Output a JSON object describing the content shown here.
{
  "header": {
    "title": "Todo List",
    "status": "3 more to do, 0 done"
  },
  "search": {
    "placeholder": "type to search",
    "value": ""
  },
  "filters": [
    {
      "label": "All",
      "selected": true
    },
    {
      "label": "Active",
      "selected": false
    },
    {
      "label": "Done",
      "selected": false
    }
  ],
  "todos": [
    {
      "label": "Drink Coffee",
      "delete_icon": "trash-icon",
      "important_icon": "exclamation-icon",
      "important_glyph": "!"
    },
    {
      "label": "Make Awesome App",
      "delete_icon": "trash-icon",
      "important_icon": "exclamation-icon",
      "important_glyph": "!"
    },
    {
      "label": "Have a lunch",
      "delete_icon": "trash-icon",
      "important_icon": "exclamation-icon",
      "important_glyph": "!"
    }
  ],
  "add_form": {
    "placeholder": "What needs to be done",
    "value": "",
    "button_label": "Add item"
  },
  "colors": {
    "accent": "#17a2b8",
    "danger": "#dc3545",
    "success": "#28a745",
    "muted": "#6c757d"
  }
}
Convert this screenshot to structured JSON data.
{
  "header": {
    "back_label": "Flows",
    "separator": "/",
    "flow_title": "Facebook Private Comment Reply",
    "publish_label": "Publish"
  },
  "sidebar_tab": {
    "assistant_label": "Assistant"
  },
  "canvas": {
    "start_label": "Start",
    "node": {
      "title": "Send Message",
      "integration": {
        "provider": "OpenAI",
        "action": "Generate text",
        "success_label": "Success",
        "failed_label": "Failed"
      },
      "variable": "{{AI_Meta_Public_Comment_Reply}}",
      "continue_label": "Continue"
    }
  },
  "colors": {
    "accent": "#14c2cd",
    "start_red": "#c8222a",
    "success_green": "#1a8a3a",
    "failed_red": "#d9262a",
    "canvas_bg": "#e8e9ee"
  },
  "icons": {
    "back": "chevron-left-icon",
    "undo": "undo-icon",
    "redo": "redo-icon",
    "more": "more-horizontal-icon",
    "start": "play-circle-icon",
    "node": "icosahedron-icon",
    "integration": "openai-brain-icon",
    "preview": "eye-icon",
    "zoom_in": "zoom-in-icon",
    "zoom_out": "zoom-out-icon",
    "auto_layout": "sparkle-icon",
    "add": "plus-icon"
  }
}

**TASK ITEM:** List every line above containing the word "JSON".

**RESPONSE AREA:**
Output a JSON object describing the content shown here.
Convert this screenshot to structured JSON data.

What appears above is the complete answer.